[Data entries]
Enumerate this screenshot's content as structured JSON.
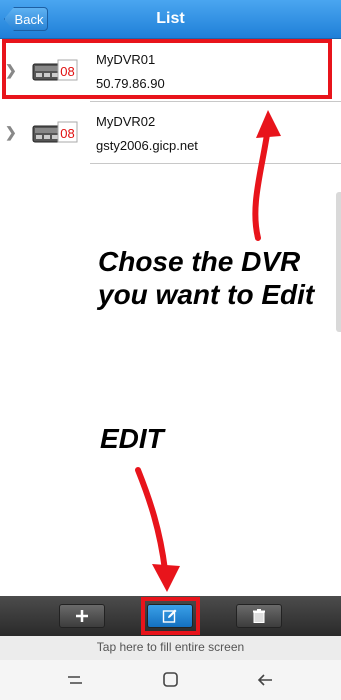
{
  "header": {
    "back_label": "Back",
    "title": "List"
  },
  "devices": [
    {
      "name": "MyDVR01",
      "address": "50.79.86.90",
      "badge": "08"
    },
    {
      "name": "MyDVR02",
      "address": "gsty2006.gicp.net",
      "badge": "08"
    }
  ],
  "annotations": {
    "choose_line1": "Chose the DVR",
    "choose_line2": "you want to Edit",
    "edit": "EDIT",
    "highlight_color": "#e8141b"
  },
  "toolbar": {
    "add_icon": "plus-icon",
    "edit_icon": "edit-icon",
    "delete_icon": "trash-icon"
  },
  "tap_bar": {
    "text": "Tap here to fill entire screen"
  },
  "system_nav": {
    "recent_icon": "recent-apps-icon",
    "home_icon": "home-icon",
    "back_icon": "back-arrow-icon"
  }
}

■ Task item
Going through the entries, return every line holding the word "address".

■ Answer to this exercise
      "address": "50.79.86.90",
      "address": "gsty2006.gicp.net",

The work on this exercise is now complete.